Oh yes, oh yes, a great deal, but... no, but I was about to say something... oh, about Einstein's last seminar. What they were talking about was not the content; what they were talking about was that they weren't able to concentrate on the content because of the presentation. He was dressed in the costume that he conventionally wore after his second wife died, and he neglected himself very much after she died. He had on a pair of baggy trousers unpressed, and shoes with no socks... just to have more time for work I guess,  and... and a sweatshirt, an old, grubby, grey sweatshirt. But the particular additional feature when he gave the seminar was that the fly of the trousers was open and the sweatshirt protruded obscenely through the fly, and they were all looking at that and concentrating on that feature, and they were unable to follow what he was saying about the mathematics. Anyway, I didn't know him, and now, of course, I regret it. It would have been very nice to get to know him in 1951.

New York-born physicist Murray Gell-Mann (1929-2019) was known for his creation of the eightfold way, an ordering system for subatomic particles, comparable to the periodic table. His discovery of the omega-minus particle filled a gap in the system, brought the theory wide acceptance and led to Gell-Mann's winning the Nobel Prize in Physics in 1969.

Listeners: Geoffrey West

Geoffrey West is a Staff Member, Fellow, and Program Manager for High Energy Physics at Los Alamos National Laboratory. He is also a member of The Santa Fe Institute. He is a native of England and was educated at Cambridge University (B.A. 1961). He received his Ph.D. from Stanford University in 1966 followed by post-doctoral appointments at Cornell and Harvard Universities. He returned to Stanford as a faculty member in 1970. He left to build and lead the Theoretical High Energy Physics Group at Los Alamos. He has numerous scientific publications including the editing of three books. His primary interest has been in fundamental questions in Physics, especially those concerning the elementary particles and their interactions. His long-term fascination in general scaling phenomena grew out of his work on scaling in quantum chromodynamics and the unification of all forces of nature.

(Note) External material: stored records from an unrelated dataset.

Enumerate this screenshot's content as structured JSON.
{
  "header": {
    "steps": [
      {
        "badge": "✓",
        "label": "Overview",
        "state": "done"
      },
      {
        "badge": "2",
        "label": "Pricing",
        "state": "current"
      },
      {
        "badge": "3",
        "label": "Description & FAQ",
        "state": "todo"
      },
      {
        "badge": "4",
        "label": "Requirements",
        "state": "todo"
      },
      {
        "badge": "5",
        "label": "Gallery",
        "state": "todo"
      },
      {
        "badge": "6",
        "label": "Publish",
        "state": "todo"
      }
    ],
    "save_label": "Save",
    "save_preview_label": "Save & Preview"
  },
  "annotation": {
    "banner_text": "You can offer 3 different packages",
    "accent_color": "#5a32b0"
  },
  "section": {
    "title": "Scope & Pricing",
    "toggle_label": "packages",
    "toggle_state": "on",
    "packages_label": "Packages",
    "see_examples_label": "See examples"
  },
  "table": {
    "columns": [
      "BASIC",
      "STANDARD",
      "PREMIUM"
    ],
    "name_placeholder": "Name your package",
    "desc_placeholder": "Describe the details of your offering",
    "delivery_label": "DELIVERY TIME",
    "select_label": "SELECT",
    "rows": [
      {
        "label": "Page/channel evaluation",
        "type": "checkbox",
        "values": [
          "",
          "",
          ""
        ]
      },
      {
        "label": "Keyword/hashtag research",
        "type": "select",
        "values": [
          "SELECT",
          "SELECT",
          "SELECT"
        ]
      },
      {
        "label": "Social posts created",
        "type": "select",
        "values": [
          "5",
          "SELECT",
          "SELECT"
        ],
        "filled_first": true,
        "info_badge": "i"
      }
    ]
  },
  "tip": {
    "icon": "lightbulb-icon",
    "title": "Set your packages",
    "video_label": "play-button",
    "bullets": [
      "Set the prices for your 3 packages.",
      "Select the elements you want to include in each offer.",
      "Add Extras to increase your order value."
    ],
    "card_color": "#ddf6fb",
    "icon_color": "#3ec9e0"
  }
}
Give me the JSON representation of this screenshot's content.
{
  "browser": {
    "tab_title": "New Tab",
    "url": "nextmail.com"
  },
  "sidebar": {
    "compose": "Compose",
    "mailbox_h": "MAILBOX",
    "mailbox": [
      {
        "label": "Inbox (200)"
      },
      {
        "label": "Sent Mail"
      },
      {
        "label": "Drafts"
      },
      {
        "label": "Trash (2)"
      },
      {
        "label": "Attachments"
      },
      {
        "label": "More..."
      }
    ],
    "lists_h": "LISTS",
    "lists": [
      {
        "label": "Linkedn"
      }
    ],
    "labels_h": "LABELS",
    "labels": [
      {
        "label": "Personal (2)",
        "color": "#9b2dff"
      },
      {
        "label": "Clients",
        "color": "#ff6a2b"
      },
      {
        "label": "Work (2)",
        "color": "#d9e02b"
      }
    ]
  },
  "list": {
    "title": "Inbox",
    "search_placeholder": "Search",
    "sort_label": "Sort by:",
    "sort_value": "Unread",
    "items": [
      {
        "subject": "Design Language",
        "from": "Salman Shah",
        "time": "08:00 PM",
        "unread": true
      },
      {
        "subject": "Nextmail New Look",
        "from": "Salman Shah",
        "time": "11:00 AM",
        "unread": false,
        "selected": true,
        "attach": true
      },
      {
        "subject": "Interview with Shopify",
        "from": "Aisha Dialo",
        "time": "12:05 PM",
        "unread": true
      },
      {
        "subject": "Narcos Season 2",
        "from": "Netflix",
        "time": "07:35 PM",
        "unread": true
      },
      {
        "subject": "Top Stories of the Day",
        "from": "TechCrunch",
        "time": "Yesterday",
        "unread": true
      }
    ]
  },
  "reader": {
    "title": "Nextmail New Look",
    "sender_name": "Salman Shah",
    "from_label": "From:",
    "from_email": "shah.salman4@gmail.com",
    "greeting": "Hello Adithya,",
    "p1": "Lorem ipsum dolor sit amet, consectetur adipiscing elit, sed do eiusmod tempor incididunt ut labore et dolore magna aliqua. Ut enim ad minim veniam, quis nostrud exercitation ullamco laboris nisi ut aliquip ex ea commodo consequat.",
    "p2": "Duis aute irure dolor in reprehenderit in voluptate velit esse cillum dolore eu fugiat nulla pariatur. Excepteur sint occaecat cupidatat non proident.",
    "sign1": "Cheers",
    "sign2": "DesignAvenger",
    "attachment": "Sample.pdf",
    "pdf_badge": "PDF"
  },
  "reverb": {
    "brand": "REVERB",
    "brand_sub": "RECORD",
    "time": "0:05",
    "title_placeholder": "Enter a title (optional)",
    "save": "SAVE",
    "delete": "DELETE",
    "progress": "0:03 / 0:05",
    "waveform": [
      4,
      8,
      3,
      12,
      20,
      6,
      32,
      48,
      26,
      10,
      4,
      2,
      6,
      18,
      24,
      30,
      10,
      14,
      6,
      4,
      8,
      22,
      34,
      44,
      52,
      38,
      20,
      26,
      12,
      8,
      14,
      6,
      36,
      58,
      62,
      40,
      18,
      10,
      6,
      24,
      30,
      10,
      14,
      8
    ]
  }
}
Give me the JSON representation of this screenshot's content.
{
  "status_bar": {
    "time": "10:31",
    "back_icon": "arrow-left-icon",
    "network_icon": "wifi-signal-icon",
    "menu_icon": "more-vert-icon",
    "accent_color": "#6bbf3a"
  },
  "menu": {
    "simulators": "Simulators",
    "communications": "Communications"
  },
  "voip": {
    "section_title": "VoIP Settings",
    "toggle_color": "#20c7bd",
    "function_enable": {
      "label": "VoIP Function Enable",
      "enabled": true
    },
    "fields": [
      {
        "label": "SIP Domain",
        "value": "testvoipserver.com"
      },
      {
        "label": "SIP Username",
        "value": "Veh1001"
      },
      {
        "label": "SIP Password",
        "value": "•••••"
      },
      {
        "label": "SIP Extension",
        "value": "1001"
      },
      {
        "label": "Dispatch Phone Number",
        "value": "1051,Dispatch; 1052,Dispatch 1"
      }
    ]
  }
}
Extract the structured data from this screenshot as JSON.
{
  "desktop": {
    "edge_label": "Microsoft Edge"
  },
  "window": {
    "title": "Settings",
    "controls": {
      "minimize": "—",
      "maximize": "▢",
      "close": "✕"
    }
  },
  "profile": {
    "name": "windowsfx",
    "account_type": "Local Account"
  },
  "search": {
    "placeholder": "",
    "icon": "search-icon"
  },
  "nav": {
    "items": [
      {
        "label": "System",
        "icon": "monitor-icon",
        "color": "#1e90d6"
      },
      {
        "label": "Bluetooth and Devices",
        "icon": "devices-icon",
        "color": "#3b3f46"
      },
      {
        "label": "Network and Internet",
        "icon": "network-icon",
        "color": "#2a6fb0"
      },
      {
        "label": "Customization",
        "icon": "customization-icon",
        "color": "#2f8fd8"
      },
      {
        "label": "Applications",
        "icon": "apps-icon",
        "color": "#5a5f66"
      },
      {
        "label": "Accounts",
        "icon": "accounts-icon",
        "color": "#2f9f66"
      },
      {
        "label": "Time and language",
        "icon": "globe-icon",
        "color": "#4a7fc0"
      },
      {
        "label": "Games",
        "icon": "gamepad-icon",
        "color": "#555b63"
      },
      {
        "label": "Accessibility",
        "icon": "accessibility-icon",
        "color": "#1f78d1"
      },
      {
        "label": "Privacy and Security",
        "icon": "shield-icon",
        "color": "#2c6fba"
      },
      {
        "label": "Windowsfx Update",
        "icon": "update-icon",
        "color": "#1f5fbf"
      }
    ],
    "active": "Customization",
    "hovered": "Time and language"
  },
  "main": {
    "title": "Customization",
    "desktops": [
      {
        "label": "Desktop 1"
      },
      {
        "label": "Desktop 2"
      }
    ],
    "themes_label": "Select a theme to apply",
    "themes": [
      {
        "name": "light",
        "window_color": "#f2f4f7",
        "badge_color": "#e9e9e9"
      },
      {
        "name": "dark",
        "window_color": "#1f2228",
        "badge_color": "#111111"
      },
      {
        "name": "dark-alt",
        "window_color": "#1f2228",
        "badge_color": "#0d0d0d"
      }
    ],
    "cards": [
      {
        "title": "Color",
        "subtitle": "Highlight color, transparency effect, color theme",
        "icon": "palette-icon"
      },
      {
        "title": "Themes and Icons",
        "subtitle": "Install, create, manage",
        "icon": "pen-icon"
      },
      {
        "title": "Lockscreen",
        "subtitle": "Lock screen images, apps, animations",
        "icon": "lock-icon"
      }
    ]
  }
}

In 1996 this evolved into the highly productive collaboration with James Brown and Brian Enquist on the origin of allometric scaling laws in biology and the development of realistic quantitative models that analyse the influence of size on the structural and functional design of organisms.

Tags: Fuld Hall, Institute for Advanced Study, Albert Einstein, Kurt Gödel, Erwin Schrödinger, Robert Oppenheimer

Duration: 4 minutes, 58 seconds

Date story recorded: October 1997

Date story went live: 24 January 2008